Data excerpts
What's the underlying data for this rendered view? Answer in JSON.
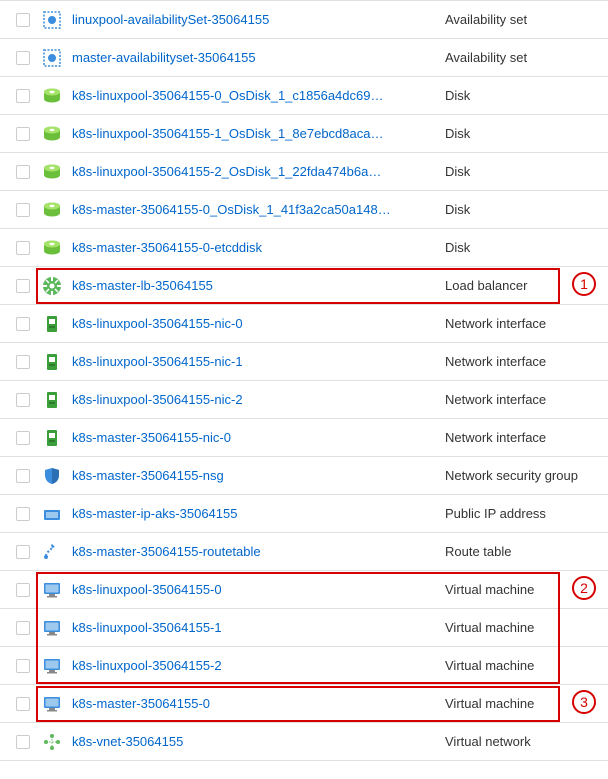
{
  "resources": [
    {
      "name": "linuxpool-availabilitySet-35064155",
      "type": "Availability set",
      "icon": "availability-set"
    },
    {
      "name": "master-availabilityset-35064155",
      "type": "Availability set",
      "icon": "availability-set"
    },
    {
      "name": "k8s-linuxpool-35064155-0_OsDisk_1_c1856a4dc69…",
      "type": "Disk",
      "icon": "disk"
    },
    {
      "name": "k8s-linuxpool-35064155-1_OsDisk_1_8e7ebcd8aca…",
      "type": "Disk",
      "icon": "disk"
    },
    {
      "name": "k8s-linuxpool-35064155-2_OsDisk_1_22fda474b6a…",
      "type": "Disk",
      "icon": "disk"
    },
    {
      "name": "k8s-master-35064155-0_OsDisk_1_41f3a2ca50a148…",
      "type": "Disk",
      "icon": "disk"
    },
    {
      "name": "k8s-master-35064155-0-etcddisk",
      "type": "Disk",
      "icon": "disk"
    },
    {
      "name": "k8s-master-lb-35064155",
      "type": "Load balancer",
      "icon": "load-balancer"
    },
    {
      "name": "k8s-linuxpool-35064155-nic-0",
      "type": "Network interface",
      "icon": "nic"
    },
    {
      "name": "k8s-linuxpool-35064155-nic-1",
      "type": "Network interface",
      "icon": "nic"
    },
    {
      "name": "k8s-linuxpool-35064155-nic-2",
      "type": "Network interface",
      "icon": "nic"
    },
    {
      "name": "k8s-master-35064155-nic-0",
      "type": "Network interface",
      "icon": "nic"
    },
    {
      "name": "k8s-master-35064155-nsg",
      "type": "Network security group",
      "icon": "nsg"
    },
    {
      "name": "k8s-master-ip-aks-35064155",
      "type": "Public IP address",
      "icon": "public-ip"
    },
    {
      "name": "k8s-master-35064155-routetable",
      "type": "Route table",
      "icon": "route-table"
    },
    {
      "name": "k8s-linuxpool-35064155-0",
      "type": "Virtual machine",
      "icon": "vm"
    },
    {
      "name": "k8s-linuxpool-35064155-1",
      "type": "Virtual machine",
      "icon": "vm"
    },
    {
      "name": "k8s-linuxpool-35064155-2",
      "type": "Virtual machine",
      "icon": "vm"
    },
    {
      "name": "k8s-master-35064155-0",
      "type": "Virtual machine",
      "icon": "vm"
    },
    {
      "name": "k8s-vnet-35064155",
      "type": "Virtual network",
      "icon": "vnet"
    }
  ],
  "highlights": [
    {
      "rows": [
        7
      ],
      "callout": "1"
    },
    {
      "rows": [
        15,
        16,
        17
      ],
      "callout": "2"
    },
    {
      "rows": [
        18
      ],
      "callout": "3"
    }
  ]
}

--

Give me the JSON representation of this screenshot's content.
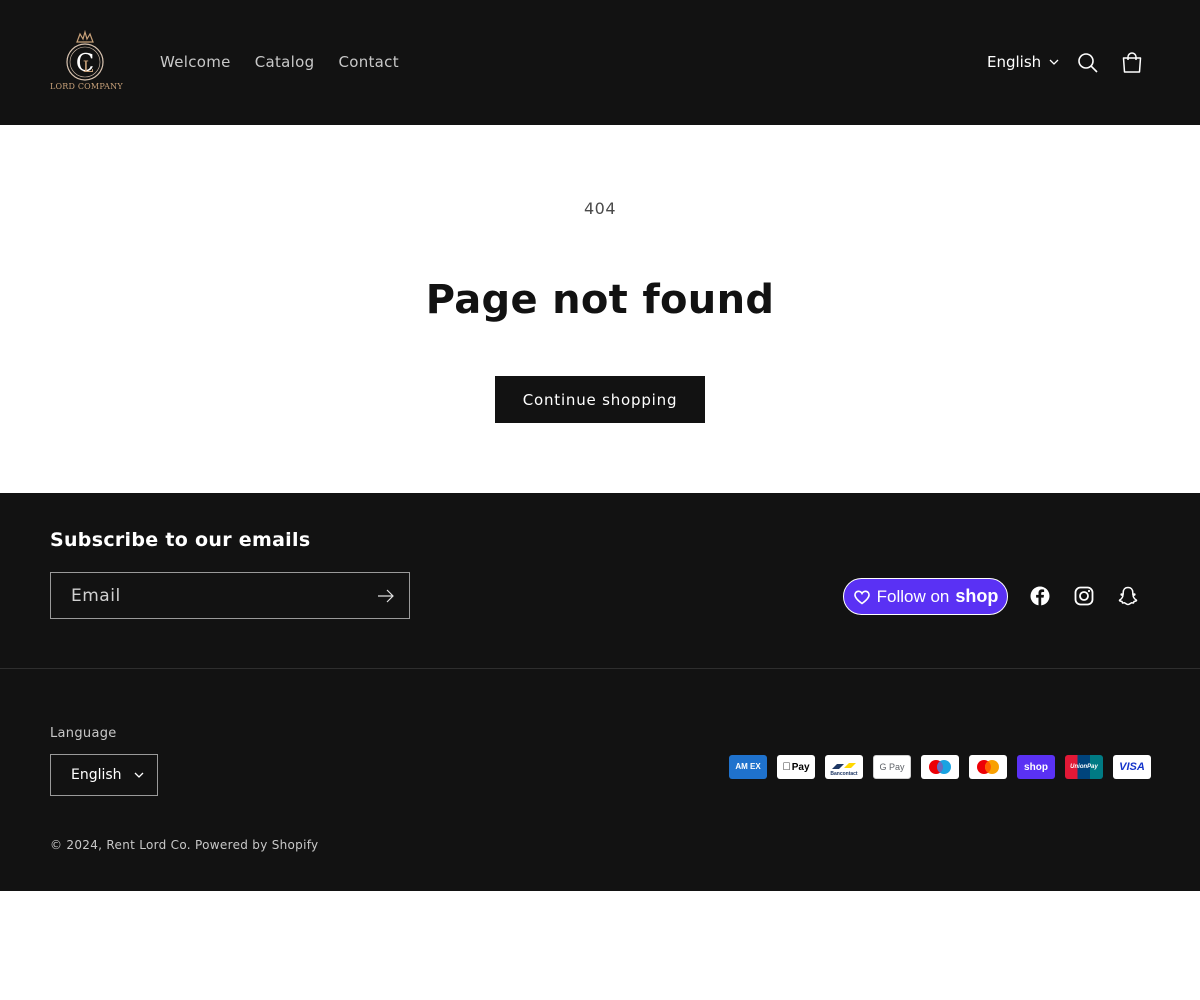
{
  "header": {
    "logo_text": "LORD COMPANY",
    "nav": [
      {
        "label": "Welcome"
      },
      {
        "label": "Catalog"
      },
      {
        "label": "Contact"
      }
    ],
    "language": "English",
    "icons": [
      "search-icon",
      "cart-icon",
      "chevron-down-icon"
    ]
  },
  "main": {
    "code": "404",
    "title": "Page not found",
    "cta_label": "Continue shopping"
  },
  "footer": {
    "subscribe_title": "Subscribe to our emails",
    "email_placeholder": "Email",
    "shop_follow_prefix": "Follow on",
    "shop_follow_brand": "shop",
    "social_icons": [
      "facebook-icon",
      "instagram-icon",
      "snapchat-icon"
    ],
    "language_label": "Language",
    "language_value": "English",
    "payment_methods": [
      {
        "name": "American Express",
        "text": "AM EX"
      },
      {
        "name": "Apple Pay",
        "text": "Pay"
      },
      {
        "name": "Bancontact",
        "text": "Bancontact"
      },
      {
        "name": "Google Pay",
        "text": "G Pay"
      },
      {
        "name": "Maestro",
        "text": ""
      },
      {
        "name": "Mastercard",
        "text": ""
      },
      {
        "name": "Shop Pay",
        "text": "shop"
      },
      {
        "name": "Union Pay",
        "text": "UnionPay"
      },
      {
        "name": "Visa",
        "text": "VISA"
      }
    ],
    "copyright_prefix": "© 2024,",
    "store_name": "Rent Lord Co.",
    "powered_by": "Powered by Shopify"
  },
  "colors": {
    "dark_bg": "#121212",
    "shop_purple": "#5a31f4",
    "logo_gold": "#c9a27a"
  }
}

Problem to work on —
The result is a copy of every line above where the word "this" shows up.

Task output —
What's the underlying data for this rendered view? Answer in JSON.
Give me the JSON representation of this screenshot's content.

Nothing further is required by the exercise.